> WHAT YOU WILL DO
An exact copy of every entry is required, minus the pictures.

> INFORMATION

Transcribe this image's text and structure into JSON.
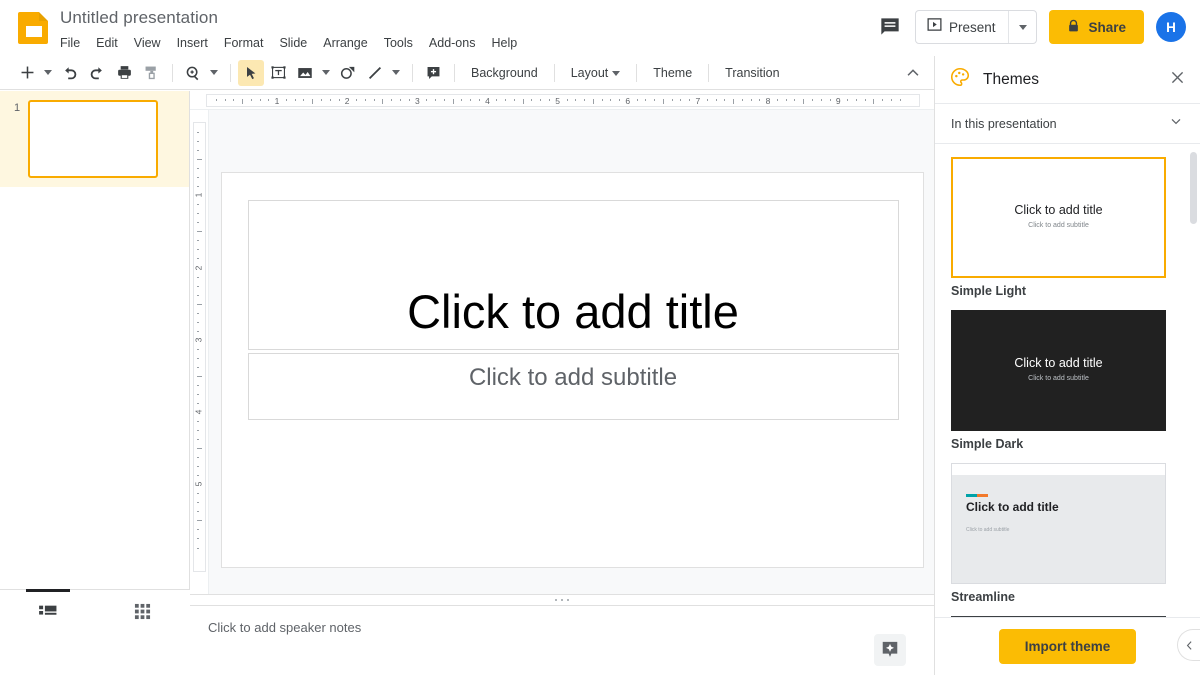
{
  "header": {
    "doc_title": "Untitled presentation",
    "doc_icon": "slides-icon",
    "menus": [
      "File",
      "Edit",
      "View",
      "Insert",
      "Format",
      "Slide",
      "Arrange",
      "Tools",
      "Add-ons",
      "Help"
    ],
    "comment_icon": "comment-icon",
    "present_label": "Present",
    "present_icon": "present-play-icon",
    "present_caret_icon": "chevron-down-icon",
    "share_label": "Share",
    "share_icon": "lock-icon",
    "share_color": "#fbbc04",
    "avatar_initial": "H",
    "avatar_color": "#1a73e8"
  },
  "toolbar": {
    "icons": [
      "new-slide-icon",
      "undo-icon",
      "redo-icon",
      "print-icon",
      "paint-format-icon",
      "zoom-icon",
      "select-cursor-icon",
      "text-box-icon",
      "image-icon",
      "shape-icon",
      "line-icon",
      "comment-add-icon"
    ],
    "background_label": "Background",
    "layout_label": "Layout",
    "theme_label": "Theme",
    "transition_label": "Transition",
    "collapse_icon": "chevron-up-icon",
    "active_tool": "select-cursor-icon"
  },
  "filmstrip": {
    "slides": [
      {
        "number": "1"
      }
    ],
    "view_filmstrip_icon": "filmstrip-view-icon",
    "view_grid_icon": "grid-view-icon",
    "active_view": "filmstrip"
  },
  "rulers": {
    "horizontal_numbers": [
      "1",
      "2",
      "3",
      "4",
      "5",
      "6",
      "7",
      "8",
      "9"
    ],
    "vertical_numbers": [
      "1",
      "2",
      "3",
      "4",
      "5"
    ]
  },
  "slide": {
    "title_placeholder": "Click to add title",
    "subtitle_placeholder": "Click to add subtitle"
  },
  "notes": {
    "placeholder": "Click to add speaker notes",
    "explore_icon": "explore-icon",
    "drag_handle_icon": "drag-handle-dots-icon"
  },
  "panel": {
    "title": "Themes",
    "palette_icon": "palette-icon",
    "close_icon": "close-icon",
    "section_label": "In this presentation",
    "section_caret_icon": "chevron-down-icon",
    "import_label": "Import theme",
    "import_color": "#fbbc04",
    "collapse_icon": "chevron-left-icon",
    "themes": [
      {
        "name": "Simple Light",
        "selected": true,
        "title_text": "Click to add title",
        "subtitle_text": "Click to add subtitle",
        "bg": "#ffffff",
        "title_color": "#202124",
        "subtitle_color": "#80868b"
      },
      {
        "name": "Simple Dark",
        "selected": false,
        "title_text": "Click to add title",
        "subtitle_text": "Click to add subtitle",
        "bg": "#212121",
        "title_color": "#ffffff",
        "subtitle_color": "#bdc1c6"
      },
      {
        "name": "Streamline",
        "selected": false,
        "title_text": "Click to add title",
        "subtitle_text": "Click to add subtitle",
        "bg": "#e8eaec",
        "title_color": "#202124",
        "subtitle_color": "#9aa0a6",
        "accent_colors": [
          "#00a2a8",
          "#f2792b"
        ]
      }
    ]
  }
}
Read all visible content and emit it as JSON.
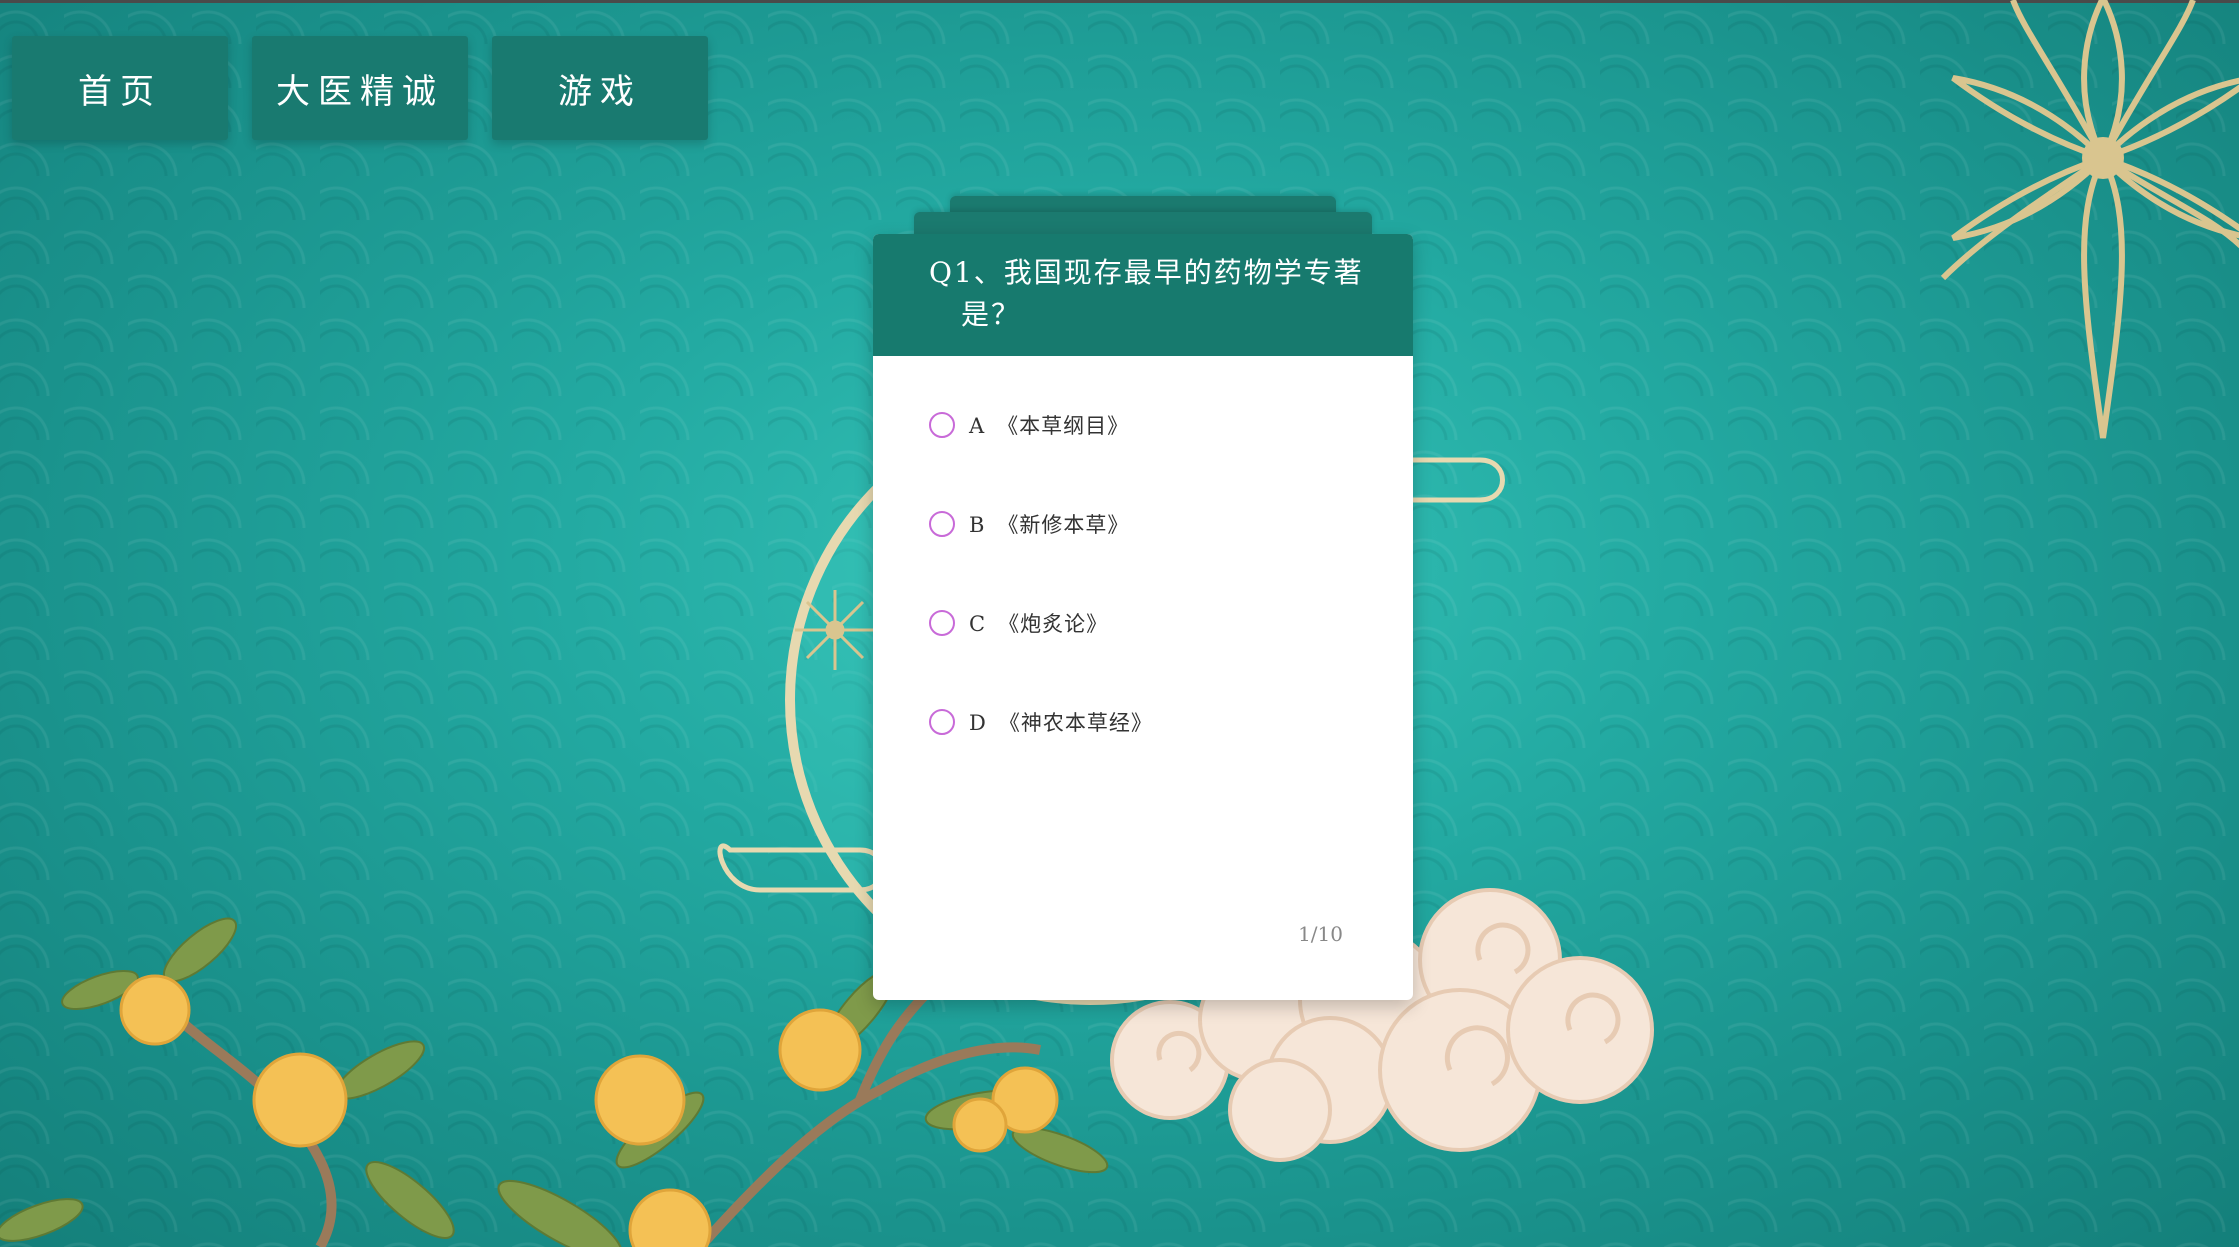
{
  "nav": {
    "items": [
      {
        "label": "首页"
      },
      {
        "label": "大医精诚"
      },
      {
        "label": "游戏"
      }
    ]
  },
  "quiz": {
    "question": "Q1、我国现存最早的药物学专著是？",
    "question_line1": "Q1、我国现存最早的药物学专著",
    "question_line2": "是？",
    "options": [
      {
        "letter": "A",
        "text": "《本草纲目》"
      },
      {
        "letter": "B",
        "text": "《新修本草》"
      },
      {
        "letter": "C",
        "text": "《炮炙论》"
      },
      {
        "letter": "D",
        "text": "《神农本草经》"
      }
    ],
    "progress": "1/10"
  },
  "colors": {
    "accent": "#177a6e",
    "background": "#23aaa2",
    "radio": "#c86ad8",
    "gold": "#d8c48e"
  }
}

> ANSWER TO THIS PROBLEM
Transcribe this image's text and structure into JSON.
{
  "header": {
    "doc_title": "Untitled presentation",
    "doc_icon": "slides-icon",
    "menus": [
      "File",
      "Edit",
      "View",
      "Insert",
      "Format",
      "Slide",
      "Arrange",
      "Tools",
      "Add-ons",
      "Help"
    ],
    "comment_icon": "comment-icon",
    "present_label": "Present",
    "present_icon": "present-play-icon",
    "present_caret_icon": "chevron-down-icon",
    "share_label": "Share",
    "share_icon": "lock-icon",
    "share_color": "#fbbc04",
    "avatar_initial": "H",
    "avatar_color": "#1a73e8"
  },
  "toolbar": {
    "icons": [
      "new-slide-icon",
      "undo-icon",
      "redo-icon",
      "print-icon",
      "paint-format-icon",
      "zoom-icon",
      "select-cursor-icon",
      "text-box-icon",
      "image-icon",
      "shape-icon",
      "line-icon",
      "comment-add-icon"
    ],
    "background_label": "Background",
    "layout_label": "Layout",
    "theme_label": "Theme",
    "transition_label": "Transition",
    "collapse_icon": "chevron-up-icon",
    "active_tool": "select-cursor-icon"
  },
  "filmstrip": {
    "slides": [
      {
        "number": "1"
      }
    ],
    "view_filmstrip_icon": "filmstrip-view-icon",
    "view_grid_icon": "grid-view-icon",
    "active_view": "filmstrip"
  },
  "rulers": {
    "horizontal_numbers": [
      "1",
      "2",
      "3",
      "4",
      "5",
      "6",
      "7",
      "8",
      "9"
    ],
    "vertical_numbers": [
      "1",
      "2",
      "3",
      "4",
      "5"
    ]
  },
  "slide": {
    "title_placeholder": "Click to add title",
    "subtitle_placeholder": "Click to add subtitle"
  },
  "notes": {
    "placeholder": "Click to add speaker notes",
    "explore_icon": "explore-icon",
    "drag_handle_icon": "drag-handle-dots-icon"
  },
  "panel": {
    "title": "Themes",
    "palette_icon": "palette-icon",
    "close_icon": "close-icon",
    "section_label": "In this presentation",
    "section_caret_icon": "chevron-down-icon",
    "import_label": "Import theme",
    "import_color": "#fbbc04",
    "collapse_icon": "chevron-left-icon",
    "themes": [
      {
        "name": "Simple Light",
        "selected": true,
        "title_text": "Click to add title",
        "subtitle_text": "Click to add subtitle",
        "bg": "#ffffff",
        "title_color": "#202124",
        "subtitle_color": "#80868b"
      },
      {
        "name": "Simple Dark",
        "selected": false,
        "title_text": "Click to add title",
        "subtitle_text": "Click to add subtitle",
        "bg": "#212121",
        "title_color": "#ffffff",
        "subtitle_color": "#bdc1c6"
      },
      {
        "name": "Streamline",
        "selected": false,
        "title_text": "Click to add title",
        "subtitle_text": "Click to add subtitle",
        "bg": "#e8eaec",
        "title_color": "#202124",
        "subtitle_color": "#9aa0a6",
        "accent_colors": [
          "#00a2a8",
          "#f2792b"
        ]
      }
    ]
  }
}
Read all visible content and emit it as JSON.
{
  "nav": {
    "items": [
      {
        "label": "首页"
      },
      {
        "label": "大医精诚"
      },
      {
        "label": "游戏"
      }
    ]
  },
  "quiz": {
    "question": "Q1、我国现存最早的药物学专著是？",
    "question_line1": "Q1、我国现存最早的药物学专著",
    "question_line2": "是？",
    "options": [
      {
        "letter": "A",
        "text": "《本草纲目》"
      },
      {
        "letter": "B",
        "text": "《新修本草》"
      },
      {
        "letter": "C",
        "text": "《炮炙论》"
      },
      {
        "letter": "D",
        "text": "《神农本草经》"
      }
    ],
    "progress": "1/10"
  },
  "colors": {
    "accent": "#177a6e",
    "background": "#23aaa2",
    "radio": "#c86ad8",
    "gold": "#d8c48e"
  }
}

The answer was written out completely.